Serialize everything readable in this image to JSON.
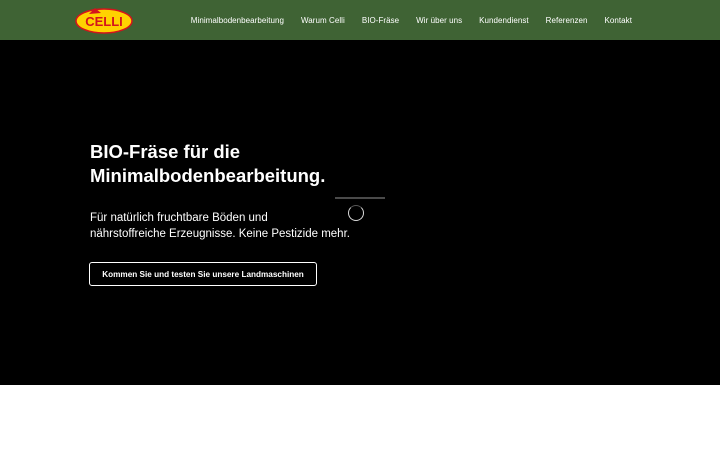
{
  "header": {
    "logo_text": "CELLI",
    "nav": [
      {
        "label": "Minimalbodenbearbeitung"
      },
      {
        "label": "Warum Celli"
      },
      {
        "label": "BIO-Fräse"
      },
      {
        "label": "Wir über uns"
      },
      {
        "label": "Kundendienst"
      },
      {
        "label": "Referenzen"
      },
      {
        "label": "Kontakt"
      }
    ]
  },
  "hero": {
    "title_line1": "BIO-Fräse für die",
    "title_line2": "Minimalbodenbearbeitung.",
    "subtitle_line1": "Für natürlich fruchtbare Böden und",
    "subtitle_line2": "nährstoffreiche Erzeugnisse. Keine Pestizide mehr.",
    "cta_label": "Kommen Sie und testen Sie unsere Landmaschinen"
  },
  "colors": {
    "header_bg": "#3f6334",
    "hero_bg": "#000000",
    "logo_red": "#d4141c",
    "logo_yellow": "#ffd200"
  }
}
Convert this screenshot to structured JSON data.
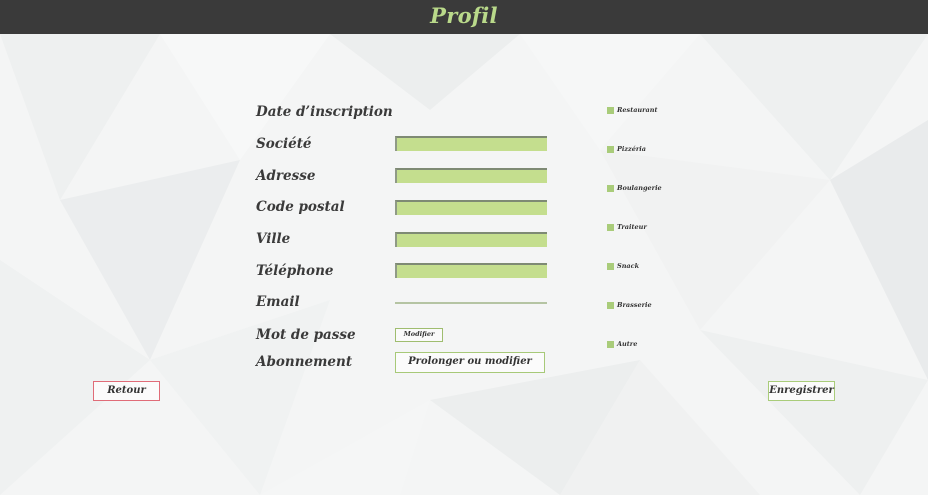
{
  "header": {
    "title": "Profil"
  },
  "form": {
    "labels": {
      "date_inscription": "Date d’inscription",
      "societe": "Société",
      "adresse": "Adresse",
      "code_postal": "Code postal",
      "ville": "Ville",
      "telephone": "Téléphone",
      "email": "Email",
      "mot_de_passe": "Mot de passe",
      "abonnement": "Abonnement"
    },
    "values": {
      "societe": "",
      "adresse": "",
      "code_postal": "",
      "ville": "",
      "telephone": "",
      "email": ""
    },
    "modify_password_label": "Modifier",
    "subscription_button_label": "Prolonger ou modifier"
  },
  "categories": [
    {
      "label": "Restaurant"
    },
    {
      "label": "Pizzéria"
    },
    {
      "label": "Boulangerie"
    },
    {
      "label": "Traiteur"
    },
    {
      "label": "Snack"
    },
    {
      "label": "Brasserie"
    },
    {
      "label": "Autre"
    }
  ],
  "actions": {
    "back_label": "Retour",
    "save_label": "Enregistrer"
  },
  "colors": {
    "header_bg": "#3a3a3a",
    "accent_green": "#c4de8e",
    "back_border": "#e06c78"
  }
}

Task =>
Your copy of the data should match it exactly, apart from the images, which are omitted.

Final answer =>
Serialize everything readable in this image to JSON.
{
  "header": {
    "logo_text": "CELLI",
    "nav": [
      {
        "label": "Minimalbodenbearbeitung"
      },
      {
        "label": "Warum Celli"
      },
      {
        "label": "BIO-Fräse"
      },
      {
        "label": "Wir über uns"
      },
      {
        "label": "Kundendienst"
      },
      {
        "label": "Referenzen"
      },
      {
        "label": "Kontakt"
      }
    ]
  },
  "hero": {
    "title_line1": "BIO-Fräse für die",
    "title_line2": "Minimalbodenbearbeitung.",
    "subtitle_line1": "Für natürlich fruchtbare Böden und",
    "subtitle_line2": "nährstoffreiche Erzeugnisse. Keine Pestizide mehr.",
    "cta_label": "Kommen Sie und testen Sie unsere Landmaschinen"
  },
  "colors": {
    "header_bg": "#3f6334",
    "hero_bg": "#000000",
    "logo_red": "#d4141c",
    "logo_yellow": "#ffd200"
  }
}
Convert this screenshot to structured JSON data.
{
  "header": {
    "title": "Profil"
  },
  "form": {
    "labels": {
      "date_inscription": "Date d’inscription",
      "societe": "Société",
      "adresse": "Adresse",
      "code_postal": "Code postal",
      "ville": "Ville",
      "telephone": "Téléphone",
      "email": "Email",
      "mot_de_passe": "Mot de passe",
      "abonnement": "Abonnement"
    },
    "values": {
      "societe": "",
      "adresse": "",
      "code_postal": "",
      "ville": "",
      "telephone": "",
      "email": ""
    },
    "modify_password_label": "Modifier",
    "subscription_button_label": "Prolonger ou modifier"
  },
  "categories": [
    {
      "label": "Restaurant"
    },
    {
      "label": "Pizzéria"
    },
    {
      "label": "Boulangerie"
    },
    {
      "label": "Traiteur"
    },
    {
      "label": "Snack"
    },
    {
      "label": "Brasserie"
    },
    {
      "label": "Autre"
    }
  ],
  "actions": {
    "back_label": "Retour",
    "save_label": "Enregistrer"
  },
  "colors": {
    "header_bg": "#3a3a3a",
    "accent_green": "#c4de8e",
    "back_border": "#e06c78"
  }
}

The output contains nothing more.